UNITY — Matthew Chatfield will lead an exploration of Maine’s reptiles and amphibians, incorporating museum specimens and colorful slides, at 6:30 p.m. Wednesday, March 8, at Sebasticook Regional Land Trust office, 93 Main St. Chatfield teaches ecology and conservation biology at Unity College and has a special interest in herpetology, the study of reptiles and amphibians.

The talk is part of the land trust’s free monthly speaker series, “Restoring Connections to Place,” featuring a variety of conservation topics of interest to Maine.

Other speakers:

• The 47-mile Hills-to-Sea Trail, expected to open this spring, will be the topic Wednesday, April 12.

Buck O’Herin and Tom Mullin of the Waldo County Trails Coalition will talk about the new footpath from Unity to Belfast.
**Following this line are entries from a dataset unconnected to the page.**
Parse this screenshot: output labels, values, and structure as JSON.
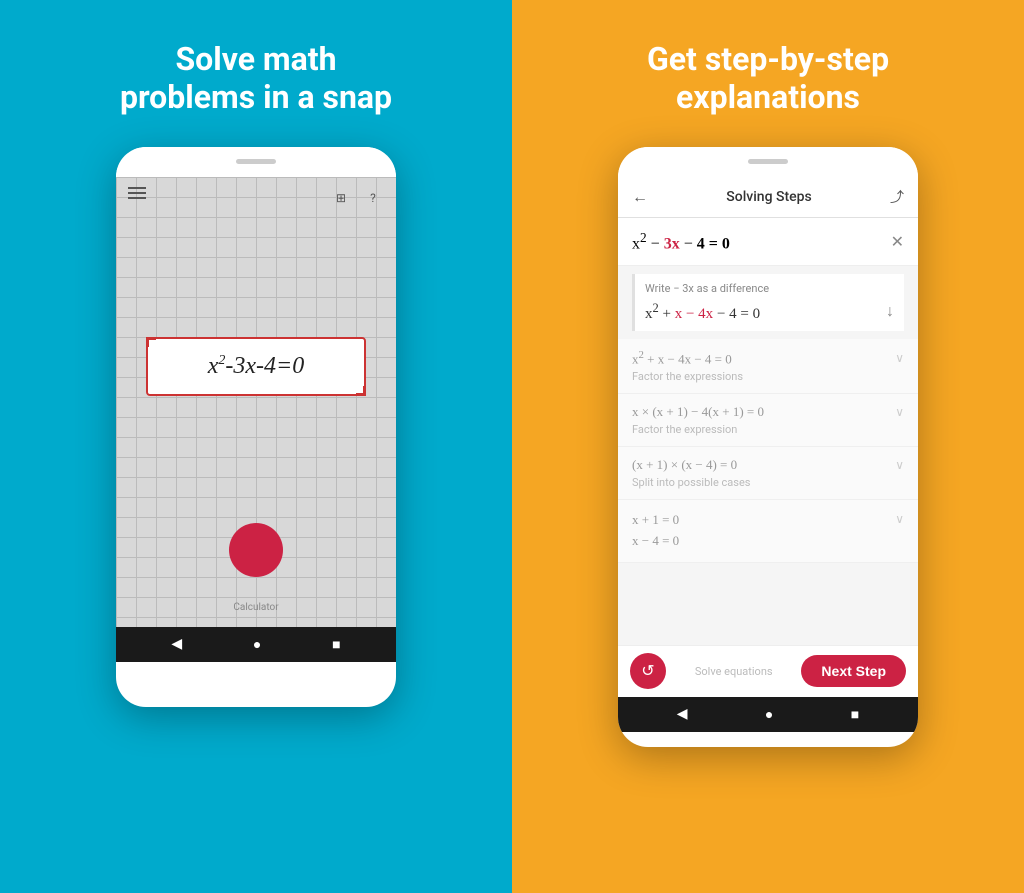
{
  "left": {
    "bg_color": "#1AABCE",
    "title": "Solve math\nproblems in a snap",
    "equation": "x²-3x-4=0",
    "calc_label": "Calculator"
  },
  "right": {
    "bg_color": "#F5A623",
    "title": "Get step-by-step\nexplanations",
    "phone": {
      "header": {
        "back": "←",
        "title": "Solving Steps",
        "share": "⤴"
      },
      "main_equation": "x² - 3x - 4 = 0",
      "step1": {
        "desc": "Write − 3x as a difference",
        "equation": "x² + x − 4x − 4 = 0"
      },
      "collapsed_steps": [
        {
          "eq": "x² + x − 4x − 4 = 0",
          "label": "Factor the expressions"
        },
        {
          "eq": "x × (x + 1) − 4(x + 1) = 0",
          "label": "Factor the expression"
        },
        {
          "eq": "(x + 1) × (x − 4) = 0",
          "label": "Split into possible cases"
        }
      ],
      "last_step": {
        "eqs": "x + 1 = 0\nx − 4 = 0",
        "label": "Solve equations"
      },
      "next_step_label": "Next Step",
      "replay_label": "↺"
    }
  }
}
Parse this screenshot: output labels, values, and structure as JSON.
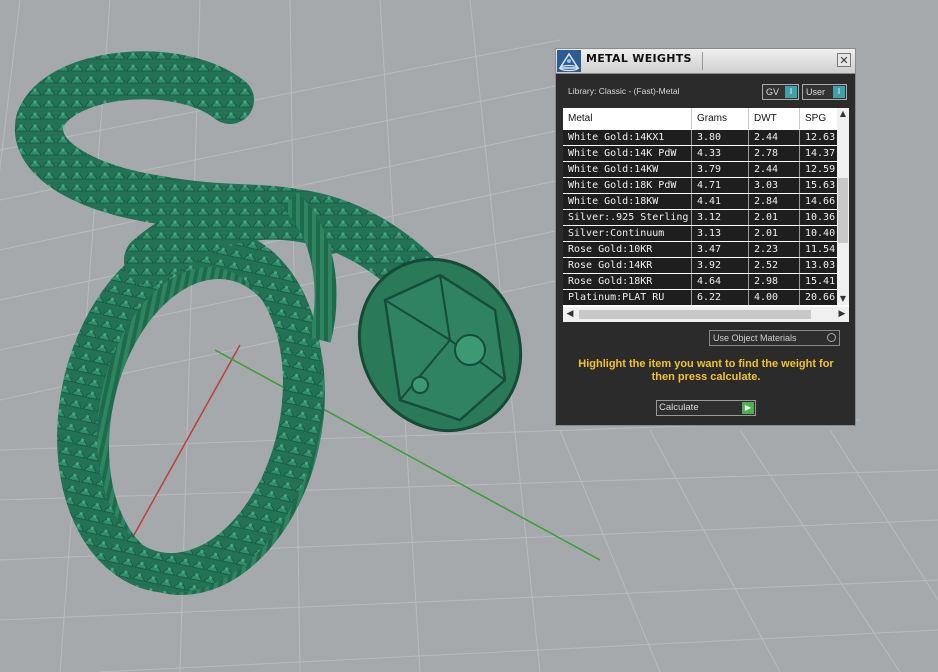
{
  "panel": {
    "title": "METAL WEIGHTS",
    "close_icon": "close-icon",
    "library_label": "Library: Classic - (Fast)-Metal",
    "toggle_gv": "GV",
    "toggle_user": "User",
    "table": {
      "columns": [
        "Metal",
        "Grams",
        "DWT",
        "SPG"
      ],
      "rows": [
        [
          "White Gold:14KX1",
          "3.80",
          "2.44",
          "12.63"
        ],
        [
          "White Gold:14K PdW",
          "4.33",
          "2.78",
          "14.37"
        ],
        [
          "White Gold:14KW",
          "3.79",
          "2.44",
          "12.59"
        ],
        [
          "White Gold:18K PdW",
          "4.71",
          "3.03",
          "15.63"
        ],
        [
          "White Gold:18KW",
          "4.41",
          "2.84",
          "14.66"
        ],
        [
          "Silver:.925 Sterling",
          "3.12",
          "2.01",
          "10.36"
        ],
        [
          "Silver:Continuum",
          "3.13",
          "2.01",
          "10.40"
        ],
        [
          "Rose Gold:10KR",
          "3.47",
          "2.23",
          "11.54"
        ],
        [
          "Rose Gold:14KR",
          "3.92",
          "2.52",
          "13.03"
        ],
        [
          "Rose Gold:18KR",
          "4.64",
          "2.98",
          "15.41"
        ],
        [
          "Platinum:PLAT RU",
          "6.22",
          "4.00",
          "20.66"
        ]
      ]
    },
    "use_object_materials": "Use Object Materials",
    "instructions": "Highlight the item you want to find the weight for then press calculate.",
    "calculate_label": "Calculate"
  },
  "colors": {
    "viewport_bg": "#a6a9ab",
    "model": "#2a7a5a",
    "instructions": "#f2c230",
    "axis_x": "#b84040",
    "axis_y": "#3a9a3a"
  }
}
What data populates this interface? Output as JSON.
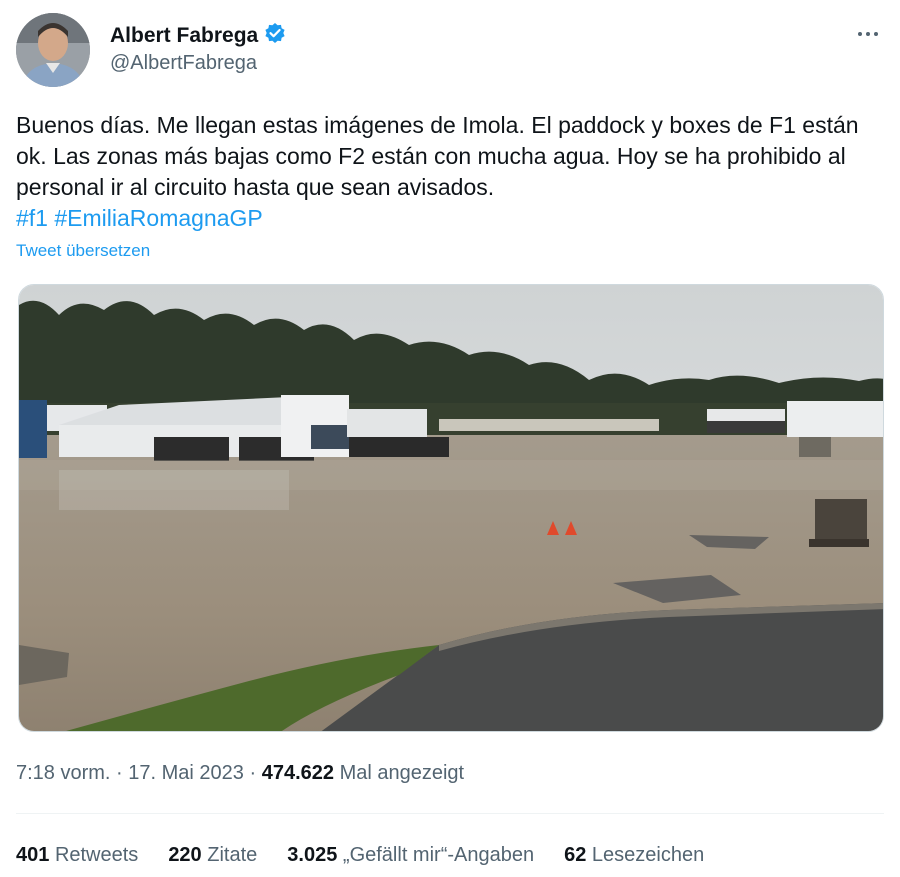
{
  "author": {
    "display_name": "Albert Fabrega",
    "handle": "@AlbertFabrega",
    "verified_icon": "verified-badge-icon",
    "avatar_icon": "profile-photo"
  },
  "more_icon": "more-options-icon",
  "tweet": {
    "text": "Buenos días.  Me llegan estas imágenes de Imola. El paddock y boxes de F1 están ok. Las zonas más bajas como F2 están con mucha agua. Hoy se ha prohibido al personal ir al circuito hasta que sean avisados.",
    "hashtag_1": "#f1",
    "hashtag_2": "#EmiliaRomagnaGP",
    "translate_label": "Tweet übersetzen"
  },
  "media": {
    "kind": "photo",
    "colors": {
      "sky": "#d9dcdc",
      "trees": "#2f3a2c",
      "water": "#9a8f7f",
      "asphalt": "#4a4b4b",
      "grass": "#4e6a2c"
    }
  },
  "meta": {
    "time": "7:18 vorm.",
    "separator": "·",
    "date": "17. Mai 2023",
    "views_count": "474.622",
    "views_label": "Mal angezeigt"
  },
  "stats": {
    "retweets_count": "401",
    "retweets_label": "Retweets",
    "quotes_count": "220",
    "quotes_label": "Zitate",
    "likes_count": "3.025",
    "likes_label": "„Gefällt mir“-Angaben",
    "bookmarks_count": "62",
    "bookmarks_label": "Lesezeichen"
  },
  "colors": {
    "accent": "#1d9bf0",
    "text": "#0f1419",
    "secondary": "#536471",
    "divider": "#eff3f4"
  }
}
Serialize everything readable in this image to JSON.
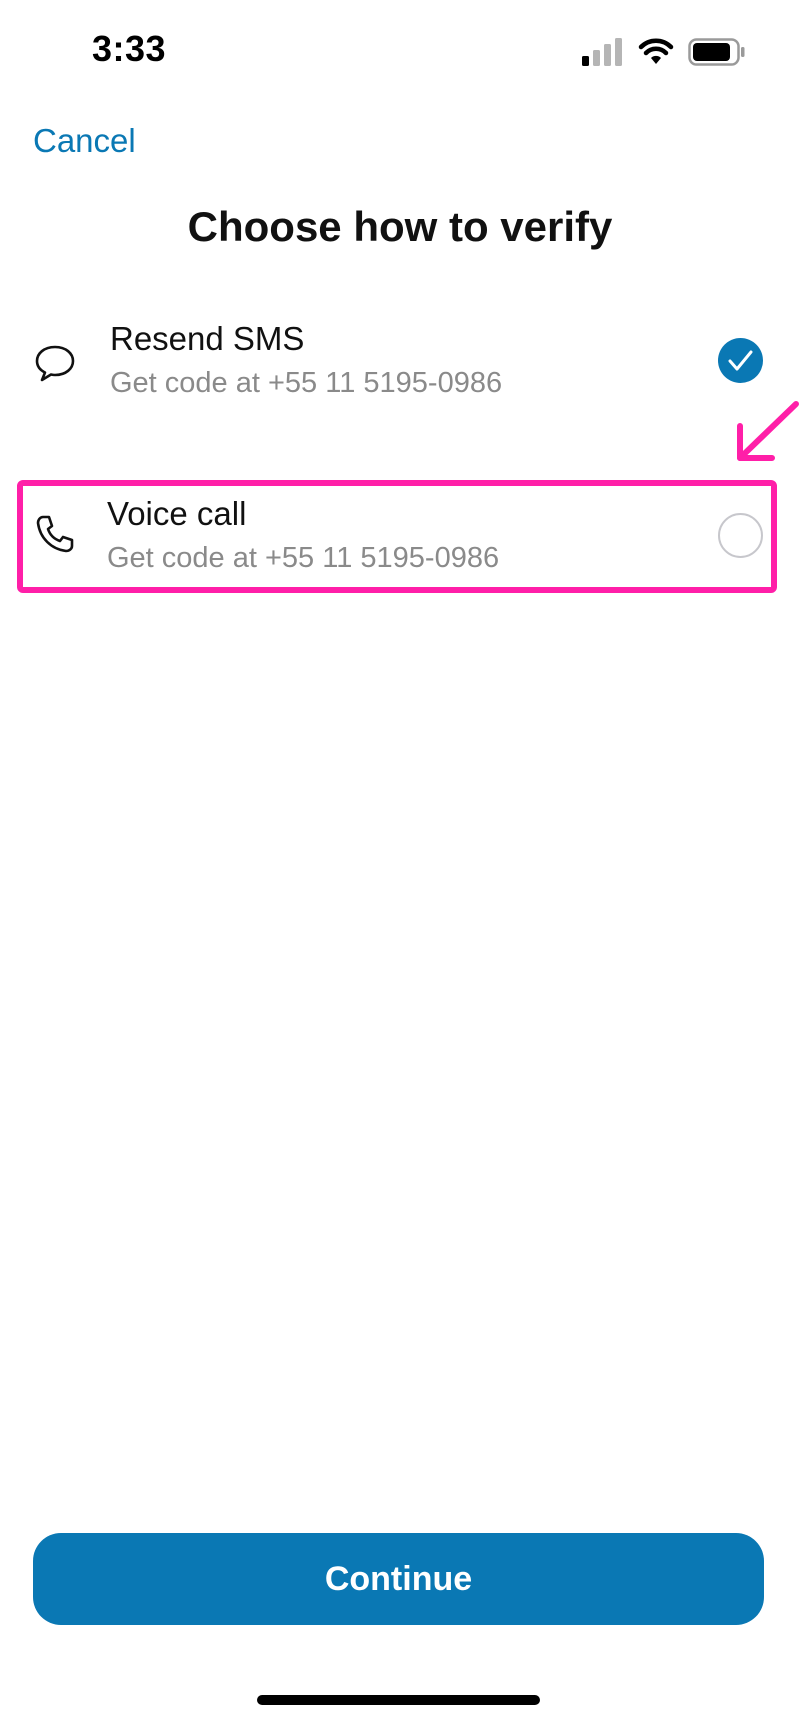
{
  "status_bar": {
    "time": "3:33",
    "icons": [
      "cellular-signal-icon",
      "wifi-icon",
      "battery-icon"
    ]
  },
  "nav": {
    "cancel_label": "Cancel"
  },
  "title": "Choose how to verify",
  "options": [
    {
      "icon": "chat-bubble-icon",
      "label": "Resend SMS",
      "subtitle": "Get code at +55 11 5195-0986",
      "selected": true
    },
    {
      "icon": "phone-icon",
      "label": "Voice call",
      "subtitle": "Get code at +55 11 5195-0986",
      "selected": false
    }
  ],
  "annotation": {
    "color": "#ff1fa8",
    "highlighted_option": "Voice call"
  },
  "continue_label": "Continue",
  "colors": {
    "accent": "#0a78b4",
    "secondary_text": "#8a8a8a",
    "annotation": "#ff1fa8"
  }
}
The western section from Unity to Frye Mountain in Montville has been open since June 2016, and the eastern side is just miles away from completion.

• Ecologist Aleta McKeage, of Belfast, will focus on invasive plants, one of the primary threats to environmental health faced today, on Wednesday, May 10.

Invasive plants take over natural areas, crowding out native species and changing wildlife habitats. Participants can learn which plants present the worst problems in the area, how to identify them, what they do to the ecosystem, and how to control them.

Striking examples of invasive plant infestations will be observed as well as successful control management that is being employed to combat invasive plants locally. McKeage specializes in land stewardship and restoration integrated with outreach and community building. She is an expert in invasive plant biology and control and restoration of native plant communities in natural areas as well as human-influenced landscapes.

• “Lessons from Avian Haven Wild Bird Rehabilitation Center: A Citizen’s Guide to Helping the Birds of Maine,” will be the subject on Wednesday, June 14.

Laura Suomi-Lecker, education and outreach coordinator, will discuss common reasons why birds are admitted to Avian Haven Wild Bird Rehabilitation Center in Freedom and what citizens can do to help local birds. The facilities and recent cases will be discussed. 2016 admissions include orphaned and injured eagles, owls, hawks, water birds, including gannets, loons, guillemots, petrels, and ducks and many species of songbirds.

Suomi-Lecker is the education and outreach coordinator and long-time volunteer with Avian Haven and also the technical director at Somerset County Soil and Water Conservation District, where she does a variety of bird-related education and outreach.

For more information, email [email protected] or call 948-3766.